EXERCISE DETAILS: Please copy out every line in the entries that includes the word "text".

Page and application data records
____

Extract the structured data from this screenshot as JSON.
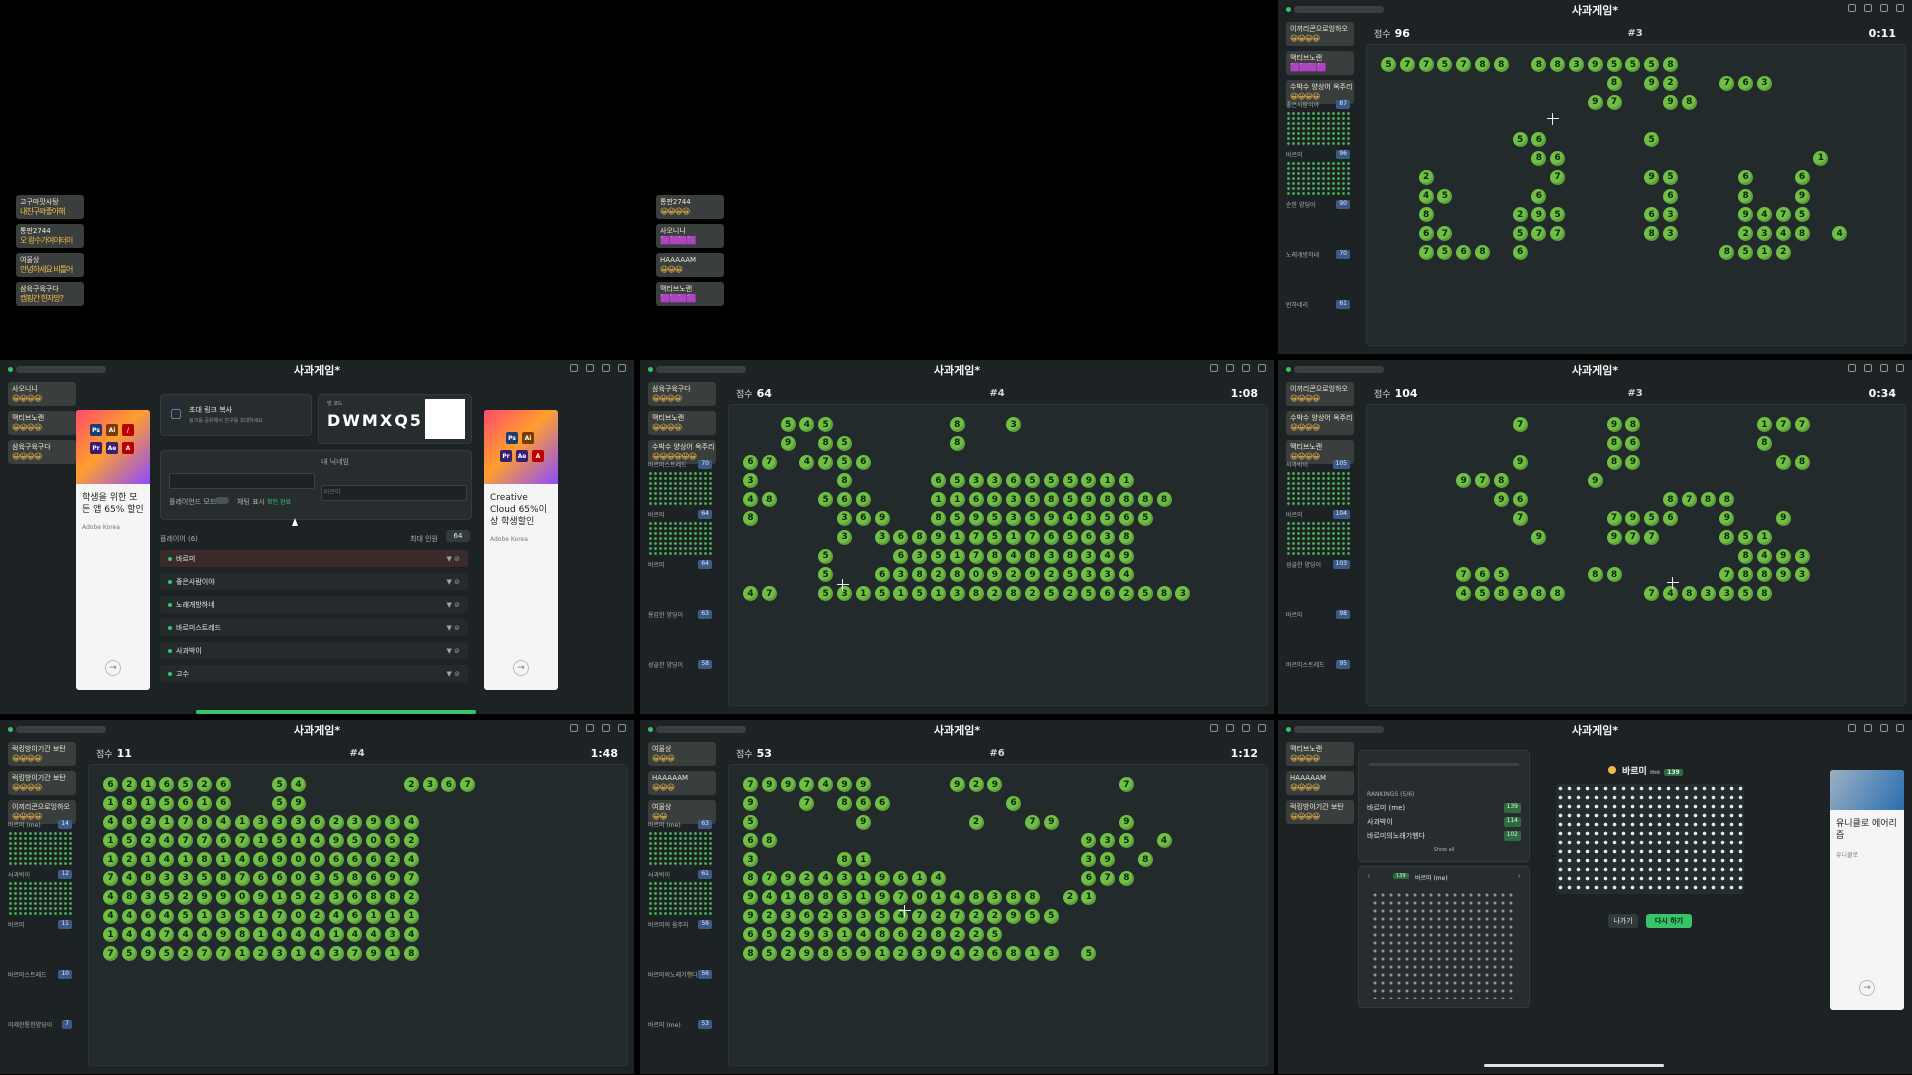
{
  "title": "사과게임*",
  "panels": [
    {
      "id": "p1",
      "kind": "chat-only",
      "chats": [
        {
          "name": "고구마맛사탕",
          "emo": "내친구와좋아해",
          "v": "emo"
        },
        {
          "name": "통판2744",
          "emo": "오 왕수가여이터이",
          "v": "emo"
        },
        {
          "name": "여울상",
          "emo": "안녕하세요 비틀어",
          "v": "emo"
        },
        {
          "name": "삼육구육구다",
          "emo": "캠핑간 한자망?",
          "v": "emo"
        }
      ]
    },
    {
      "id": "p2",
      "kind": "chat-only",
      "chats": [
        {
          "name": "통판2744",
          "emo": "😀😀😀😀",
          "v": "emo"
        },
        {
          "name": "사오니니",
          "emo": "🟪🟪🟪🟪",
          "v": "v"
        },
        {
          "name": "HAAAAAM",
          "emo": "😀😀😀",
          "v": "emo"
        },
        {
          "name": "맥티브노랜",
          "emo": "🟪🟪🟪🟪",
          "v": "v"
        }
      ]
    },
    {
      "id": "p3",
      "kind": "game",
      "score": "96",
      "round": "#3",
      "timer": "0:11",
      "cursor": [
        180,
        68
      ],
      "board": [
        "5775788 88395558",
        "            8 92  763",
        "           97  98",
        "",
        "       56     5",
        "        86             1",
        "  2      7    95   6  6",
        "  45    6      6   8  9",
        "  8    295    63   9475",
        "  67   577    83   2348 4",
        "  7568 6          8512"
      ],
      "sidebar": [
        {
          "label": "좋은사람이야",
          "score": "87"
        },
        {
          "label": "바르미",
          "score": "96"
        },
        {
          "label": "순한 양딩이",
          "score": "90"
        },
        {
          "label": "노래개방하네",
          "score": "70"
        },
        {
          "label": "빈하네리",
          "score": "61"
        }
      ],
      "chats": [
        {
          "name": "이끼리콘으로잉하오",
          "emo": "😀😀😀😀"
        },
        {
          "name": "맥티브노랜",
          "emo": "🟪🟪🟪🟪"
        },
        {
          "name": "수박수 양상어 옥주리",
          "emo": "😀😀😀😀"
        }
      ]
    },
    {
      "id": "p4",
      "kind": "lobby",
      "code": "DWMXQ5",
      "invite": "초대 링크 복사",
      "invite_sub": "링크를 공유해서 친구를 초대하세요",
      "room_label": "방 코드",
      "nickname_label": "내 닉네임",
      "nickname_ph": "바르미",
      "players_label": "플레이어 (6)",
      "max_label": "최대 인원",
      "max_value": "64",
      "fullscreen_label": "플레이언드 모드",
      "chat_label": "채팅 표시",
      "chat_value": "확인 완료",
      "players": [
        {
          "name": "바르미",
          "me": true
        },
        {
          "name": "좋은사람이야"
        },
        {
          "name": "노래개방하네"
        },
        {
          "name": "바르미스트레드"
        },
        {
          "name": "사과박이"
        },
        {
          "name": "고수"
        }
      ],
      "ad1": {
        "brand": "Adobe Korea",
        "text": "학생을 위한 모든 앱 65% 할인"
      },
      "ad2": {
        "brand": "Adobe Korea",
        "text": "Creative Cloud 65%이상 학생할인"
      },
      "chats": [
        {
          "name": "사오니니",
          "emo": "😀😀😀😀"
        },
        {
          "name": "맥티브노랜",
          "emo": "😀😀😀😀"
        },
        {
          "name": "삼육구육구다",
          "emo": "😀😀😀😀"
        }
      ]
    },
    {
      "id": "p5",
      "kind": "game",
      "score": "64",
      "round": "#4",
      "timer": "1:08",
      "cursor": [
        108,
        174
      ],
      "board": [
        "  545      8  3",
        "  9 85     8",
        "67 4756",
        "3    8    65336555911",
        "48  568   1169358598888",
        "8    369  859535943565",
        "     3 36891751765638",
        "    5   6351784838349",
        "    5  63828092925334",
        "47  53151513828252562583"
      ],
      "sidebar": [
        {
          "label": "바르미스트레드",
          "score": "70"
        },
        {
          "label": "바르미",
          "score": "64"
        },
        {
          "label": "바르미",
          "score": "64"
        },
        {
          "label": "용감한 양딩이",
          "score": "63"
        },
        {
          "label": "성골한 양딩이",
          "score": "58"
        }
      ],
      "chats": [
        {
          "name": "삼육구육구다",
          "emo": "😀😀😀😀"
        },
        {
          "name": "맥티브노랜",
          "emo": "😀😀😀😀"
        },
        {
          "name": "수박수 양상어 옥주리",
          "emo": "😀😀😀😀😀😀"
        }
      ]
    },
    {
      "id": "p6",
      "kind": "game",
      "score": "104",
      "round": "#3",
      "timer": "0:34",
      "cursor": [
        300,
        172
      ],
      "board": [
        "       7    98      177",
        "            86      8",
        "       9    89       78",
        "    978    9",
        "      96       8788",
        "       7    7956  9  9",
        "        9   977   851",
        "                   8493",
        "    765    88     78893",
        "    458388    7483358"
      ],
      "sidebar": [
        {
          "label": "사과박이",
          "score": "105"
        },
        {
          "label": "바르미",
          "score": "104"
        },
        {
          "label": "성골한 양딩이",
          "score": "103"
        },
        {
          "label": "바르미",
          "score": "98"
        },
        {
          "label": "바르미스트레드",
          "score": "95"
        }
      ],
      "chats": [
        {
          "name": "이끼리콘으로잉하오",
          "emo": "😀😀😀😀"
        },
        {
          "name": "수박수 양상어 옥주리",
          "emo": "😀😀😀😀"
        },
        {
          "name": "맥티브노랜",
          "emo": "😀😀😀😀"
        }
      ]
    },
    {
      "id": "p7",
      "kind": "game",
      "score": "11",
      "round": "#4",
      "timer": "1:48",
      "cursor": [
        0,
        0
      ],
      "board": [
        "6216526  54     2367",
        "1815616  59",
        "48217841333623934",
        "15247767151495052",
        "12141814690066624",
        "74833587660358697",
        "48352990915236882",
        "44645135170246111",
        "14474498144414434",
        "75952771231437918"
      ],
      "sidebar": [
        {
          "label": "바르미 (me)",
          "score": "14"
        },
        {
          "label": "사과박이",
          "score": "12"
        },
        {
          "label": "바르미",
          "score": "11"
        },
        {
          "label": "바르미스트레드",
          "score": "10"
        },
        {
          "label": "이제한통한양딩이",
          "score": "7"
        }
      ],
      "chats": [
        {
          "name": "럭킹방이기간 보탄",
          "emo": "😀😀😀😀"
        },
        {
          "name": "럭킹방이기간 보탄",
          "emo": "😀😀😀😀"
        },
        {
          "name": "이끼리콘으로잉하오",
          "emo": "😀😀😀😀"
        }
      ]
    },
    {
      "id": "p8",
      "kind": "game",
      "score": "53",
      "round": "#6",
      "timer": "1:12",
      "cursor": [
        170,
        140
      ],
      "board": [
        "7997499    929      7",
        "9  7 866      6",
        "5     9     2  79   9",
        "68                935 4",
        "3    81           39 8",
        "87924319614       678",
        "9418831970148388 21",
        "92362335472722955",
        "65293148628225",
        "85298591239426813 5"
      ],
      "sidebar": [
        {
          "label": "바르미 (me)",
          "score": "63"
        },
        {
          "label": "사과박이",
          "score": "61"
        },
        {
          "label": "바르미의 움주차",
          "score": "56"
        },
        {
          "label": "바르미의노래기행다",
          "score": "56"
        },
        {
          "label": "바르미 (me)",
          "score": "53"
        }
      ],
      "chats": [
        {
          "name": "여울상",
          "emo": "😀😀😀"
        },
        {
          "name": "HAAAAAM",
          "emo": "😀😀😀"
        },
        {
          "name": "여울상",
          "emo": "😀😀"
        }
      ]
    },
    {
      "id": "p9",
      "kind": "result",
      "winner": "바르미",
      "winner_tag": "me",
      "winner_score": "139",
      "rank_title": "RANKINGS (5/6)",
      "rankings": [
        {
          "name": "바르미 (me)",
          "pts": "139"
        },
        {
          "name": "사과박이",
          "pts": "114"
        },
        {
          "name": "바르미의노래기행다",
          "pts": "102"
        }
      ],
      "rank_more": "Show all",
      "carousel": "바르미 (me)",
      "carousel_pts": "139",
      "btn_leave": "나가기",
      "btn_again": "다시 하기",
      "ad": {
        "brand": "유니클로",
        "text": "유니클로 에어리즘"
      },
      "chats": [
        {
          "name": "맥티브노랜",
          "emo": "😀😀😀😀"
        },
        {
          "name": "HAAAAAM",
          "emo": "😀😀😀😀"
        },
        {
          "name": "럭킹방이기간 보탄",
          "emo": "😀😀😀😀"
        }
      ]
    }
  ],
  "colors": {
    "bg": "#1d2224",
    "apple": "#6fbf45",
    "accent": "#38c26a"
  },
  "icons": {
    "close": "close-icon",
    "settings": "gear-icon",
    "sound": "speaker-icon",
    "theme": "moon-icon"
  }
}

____

WRITTEN RESPONSE:
        "text": "학생을 위한 모든 앱 65% 할인"
        "text": "Creative Cloud 65%이상 학생할인"
        "text": "유니클로 에어리즘"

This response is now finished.